It will be carried to the funeral pyre and there reduced to ashes.
But do I die with the death of this body?
Is the body I?
It is silent and inert; but I feel the full force of my personality and
even the voice of the "I" within me, apart from it.
So I am the Spirit transcending the body.
The body dies but the Spirit that transcends it cannot be touched by death.
That means that I am the deathless Spirit."
Saint Francis is united with God and is renowned all over the world for the goodness he saw in all mankind.
The score for Song III was written for lutes however the instruments employed for the music output were Piano, Strings, Tenor Sax, Guitars and Trumpets. The style of the composition is atonal and also recorded as a canon (an afterthought) to symbolize that even though we are from different races and cultures, most of us want the same things from Life e.g. Peace, Love, Harmony. Song III is narrated:

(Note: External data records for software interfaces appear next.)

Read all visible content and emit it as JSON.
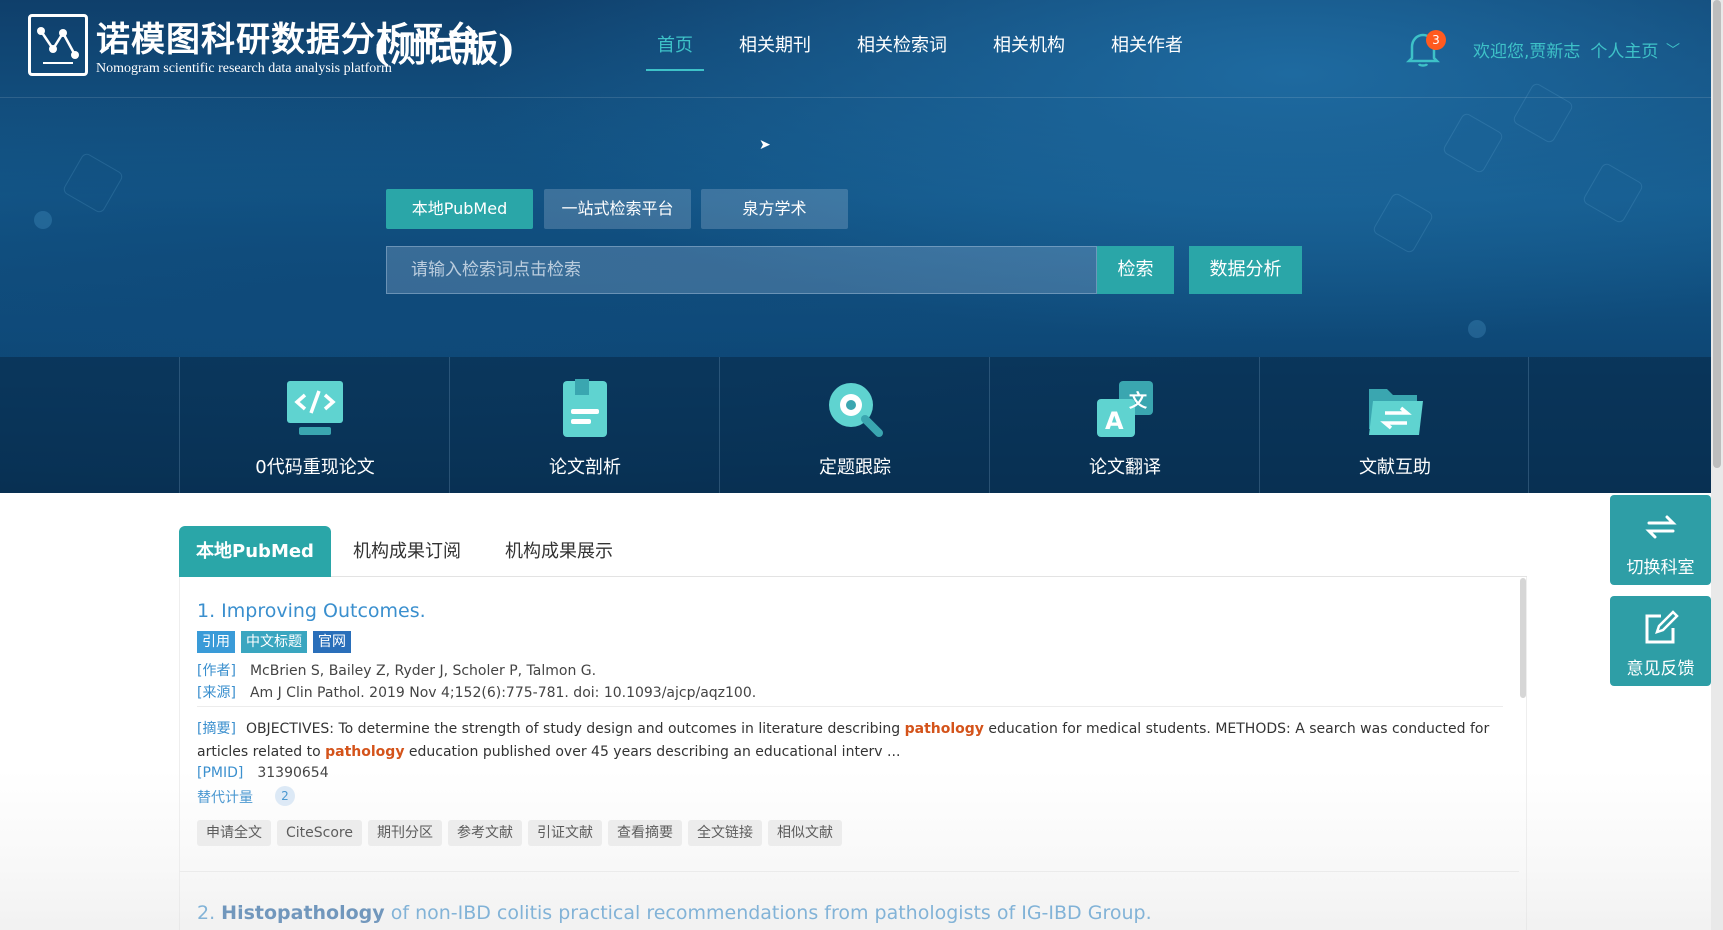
{
  "header": {
    "logo_title": "诺模图科研数据分析平台",
    "logo_subtitle": "Nomogram scientific research data analysis platform",
    "logo_badge": "(测试版)",
    "nav": [
      {
        "label": "首页",
        "active": true
      },
      {
        "label": "相关期刊"
      },
      {
        "label": "相关检索词"
      },
      {
        "label": "相关机构"
      },
      {
        "label": "相关作者"
      }
    ],
    "notification_count": "3",
    "welcome": "欢迎您,贾新志",
    "profile": "个人主页"
  },
  "search": {
    "tabs": [
      "本地PubMed",
      "一站式检索平台",
      "泉方学术"
    ],
    "active_tab": "本地PubMed",
    "placeholder": "请输入检索词点击检索",
    "search_button": "检索",
    "analysis_button": "数据分析"
  },
  "features": [
    {
      "label": "0代码重现论文",
      "icon": "code-icon"
    },
    {
      "label": "论文剖析",
      "icon": "document-icon"
    },
    {
      "label": "定题跟踪",
      "icon": "target-search-icon"
    },
    {
      "label": "论文翻译",
      "icon": "translate-icon"
    },
    {
      "label": "文献互助",
      "icon": "folder-exchange-icon"
    }
  ],
  "floating": {
    "switch_dept": "切换科室",
    "feedback": "意见反馈"
  },
  "content_tabs": [
    "本地PubMed",
    "机构成果订阅",
    "机构成果展示"
  ],
  "articles": [
    {
      "title": "1. Improving Outcomes.",
      "tags": [
        "引用",
        "中文标题",
        "官网"
      ],
      "author_key": "[作者]",
      "authors": "McBrien S, Bailey Z, Ryder J, Scholer P, Talmon G.",
      "source_key": "[来源]",
      "source": "Am J Clin Pathol. 2019 Nov 4;152(6):775-781. doi: 10.1093/ajcp/aqz100.",
      "abstract_key": "[摘要]",
      "abstract_a": "OBJECTIVES: To determine the strength of study design and outcomes in literature describing ",
      "highlight": "pathology",
      "abstract_b": " education for medical students. METHODS: A search was conducted for articles related to ",
      "abstract_c": " education published over 45 years describing an educational interv ...",
      "pmid_key": "[PMID]",
      "pmid": "31390654",
      "alt_metric": "替代计量",
      "alt_count": "2",
      "actions": [
        "申请全文",
        "CiteScore",
        "期刊分区",
        "参考文献",
        "引证文献",
        "查看摘要",
        "全文链接",
        "相似文献"
      ]
    },
    {
      "title_prefix": "2. ",
      "title_bold": "Histopathology",
      "title_rest": " of non-IBD colitis practical recommendations from pathologists of IG-IBD Group."
    }
  ]
}
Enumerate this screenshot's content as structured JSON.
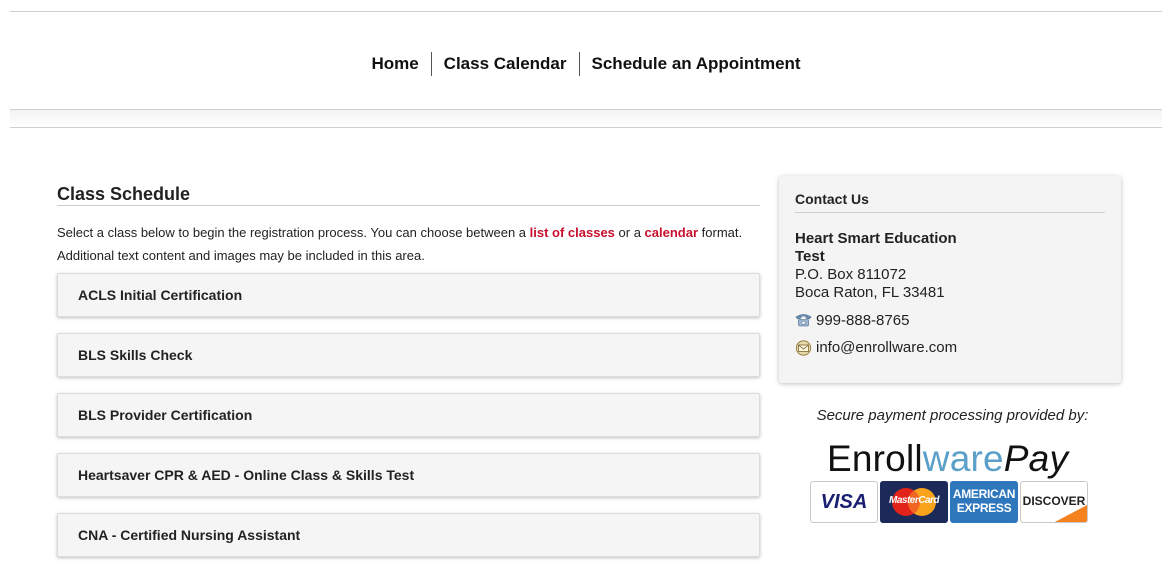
{
  "nav": {
    "items": [
      {
        "label": "Home"
      },
      {
        "label": "Class Calendar"
      },
      {
        "label": "Schedule an Appointment"
      }
    ]
  },
  "main": {
    "title": "Class Schedule",
    "intro": {
      "part1": "Select a class below to begin the registration process.  You can choose between a ",
      "link1": "list of classes",
      "part2": " or a ",
      "link2": "calendar",
      "part3": " format.",
      "line2": "Additional text content and images may be included in this area."
    },
    "classes": [
      "ACLS Initial Certification",
      "BLS Skills Check",
      "BLS Provider Certification",
      "Heartsaver CPR & AED - Online Class & Skills Test",
      "CNA - Certified Nursing Assistant"
    ]
  },
  "contact": {
    "title": "Contact Us",
    "org_name": "Heart Smart Education Test",
    "address_line1": "P.O. Box 811072",
    "address_line2": "Boca Raton, FL 33481",
    "phone": "999-888-8765",
    "email": "info@enrollware.com",
    "icons": {
      "phone": "phone-icon",
      "email": "email-icon"
    }
  },
  "payment": {
    "caption": "Secure payment processing provided by:",
    "logo": {
      "part1": "Enroll",
      "part2": "ware",
      "part3": "Pay"
    },
    "cards": [
      {
        "name": "visa",
        "text": "VISA"
      },
      {
        "name": "mastercard",
        "text": "MasterCard"
      },
      {
        "name": "amex",
        "text_line1": "AMERICAN",
        "text_line2": "EXPRESS"
      },
      {
        "name": "discover",
        "text": "DISCOVER"
      }
    ]
  },
  "colors": {
    "link": "#c8102e",
    "accent_blue": "#5aa0c8",
    "panel_bg": "#f4f4f4"
  }
}
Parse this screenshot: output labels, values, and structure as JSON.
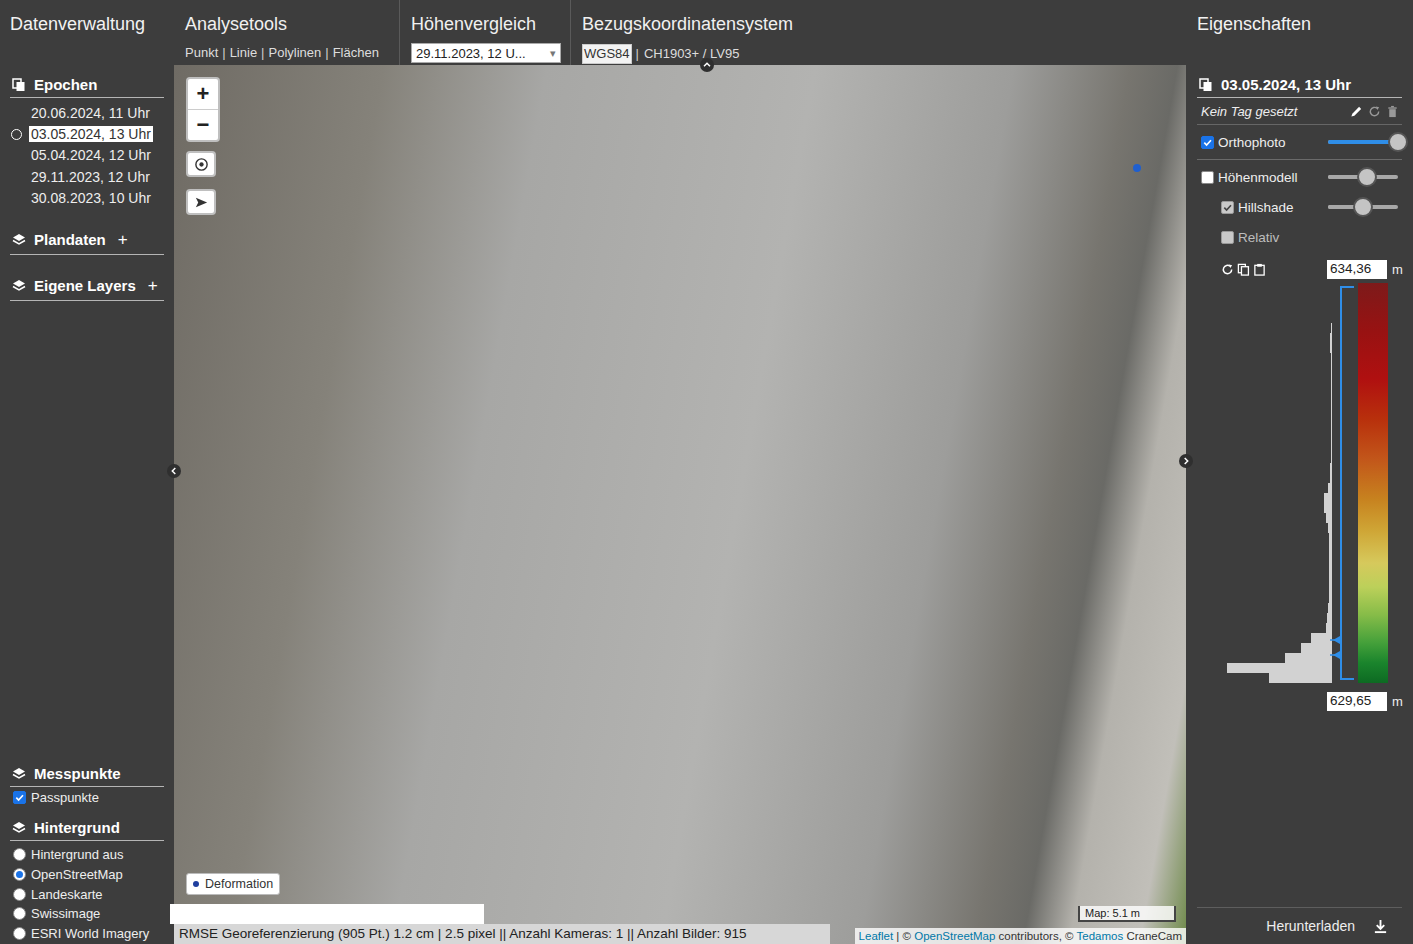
{
  "left_panel": {
    "title": "Datenverwaltung",
    "epochs": {
      "title": "Epochen",
      "items": [
        {
          "label": "20.06.2024, 11 Uhr",
          "selected": false
        },
        {
          "label": "03.05.2024, 13 Uhr",
          "selected": true
        },
        {
          "label": "05.04.2024, 12 Uhr",
          "selected": false
        },
        {
          "label": "29.11.2023, 12 Uhr",
          "selected": false
        },
        {
          "label": "30.08.2023, 10 Uhr",
          "selected": false
        }
      ]
    },
    "plandaten": {
      "title": "Plandaten",
      "add": "+"
    },
    "eigene_layers": {
      "title": "Eigene Layers",
      "add": "+"
    },
    "messpunkte": {
      "title": "Messpunkte",
      "items": [
        {
          "label": "Passpunkte",
          "checked": true
        }
      ]
    },
    "hintergrund": {
      "title": "Hintergrund",
      "items": [
        {
          "label": "Hintergrund aus",
          "selected": false
        },
        {
          "label": "OpenStreetMap",
          "selected": true
        },
        {
          "label": "Landeskarte",
          "selected": false
        },
        {
          "label": "Swissimage",
          "selected": false
        },
        {
          "label": "ESRI World Imagery",
          "selected": false
        }
      ]
    }
  },
  "toolbar": {
    "analysis": {
      "title": "Analysetools",
      "tools": [
        "Punkt",
        "Linie",
        "Polylinen",
        "Flächen"
      ],
      "separator": "|"
    },
    "height_compare": {
      "title": "Höhenvergleich",
      "value": "29.11.2023, 12 U...",
      "arrow": "▾"
    },
    "crs": {
      "title": "Bezugskoordinatensystem",
      "separator": "|",
      "options": [
        {
          "label": "WGS84",
          "selected": true
        },
        {
          "label": "CH1903+ / LV95",
          "selected": false
        }
      ]
    }
  },
  "map": {
    "zoom_in": "+",
    "zoom_out": "−",
    "legend": "Deformation",
    "scale": "Map: 5.1 m",
    "status": "RMSE Georeferenzierung (905 Pt.) 1.2 cm | 2.5 pixel || Anzahl Kameras: 1 || Anzahl Bilder: 915",
    "attribution": [
      {
        "text": "Leaflet",
        "link": true
      },
      {
        "text": " | © ",
        "link": false
      },
      {
        "text": "OpenStreetMap",
        "link": true
      },
      {
        "text": " contributors, © ",
        "link": false
      },
      {
        "text": "Tedamos",
        "link": true
      },
      {
        "text": " CraneCam",
        "link": false
      }
    ]
  },
  "properties": {
    "title": "Eigenschaften",
    "epoch": "03.05.2024, 13 Uhr",
    "tag": "Kein Tag gesetzt",
    "layers": [
      {
        "label": "Orthophoto",
        "kind": "slider",
        "checked": true,
        "disabled": false,
        "nested": false,
        "level": 1.0
      },
      {
        "label": "Höhenmodell",
        "kind": "slider",
        "checked": false,
        "disabled": false,
        "nested": false,
        "level": 0.55
      },
      {
        "label": "Hillshade",
        "kind": "slider",
        "checked": true,
        "disabled": true,
        "nested": true,
        "level": 0.5
      },
      {
        "label": "Relativ",
        "kind": "checkbox",
        "checked": false,
        "disabled": true,
        "nested": true
      }
    ],
    "max_value": "634,36",
    "min_value": "629,65",
    "unit": "m",
    "histogram": {
      "values": [
        0,
        0,
        0,
        0,
        1,
        2,
        2,
        1,
        1,
        1,
        1,
        1,
        1,
        1,
        1,
        1,
        1,
        1,
        2,
        2,
        4,
        8,
        8,
        6,
        4,
        3,
        3,
        3,
        3,
        3,
        3,
        3,
        4,
        5,
        6,
        20,
        30,
        45,
        100,
        60
      ]
    },
    "download": "Herunterladen"
  }
}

"I am free from passion and similar taints.
Suffering, a body, and other limiting peculiarities are not with me.
I am the Self, the Only-lonely-one,
which is comparable to the infinite sky.
So I am the Spirit transcending the body.
The body dies but the Spirit that transcends it
cannot be touched by death.
That means I am the deathless Spirit."
A note of interest that brings this account full circle is that Francis' influence was so great upon the reign of King Louis XI that one of the royal families named their son after the benign Saint. As fate would have it, this royal son became the King of France, King Francis the First, and was a great patron of the Arts. During his reign he encouraged the renowned painter, Leonardo DaVinci, to leave Italy and go to France. DaVinci brought many of his greatest paintings with him to France, including the Mona Lisa, where they remained after his death. Benevolent Charity and Goodness has the longest reaching and most surprising effects upon mankind.
Dr. Sal Sofia received a Doctorate in Musical Arts in Composition for Computer Music from the University of Washington, Seattle, a Master of Fine Arts in Composition and New Media from California Institute of the Arts, Valencia and a Bachelor of Arts in Music Science and Technology from the University of Northern Iowa, Cedar Falls.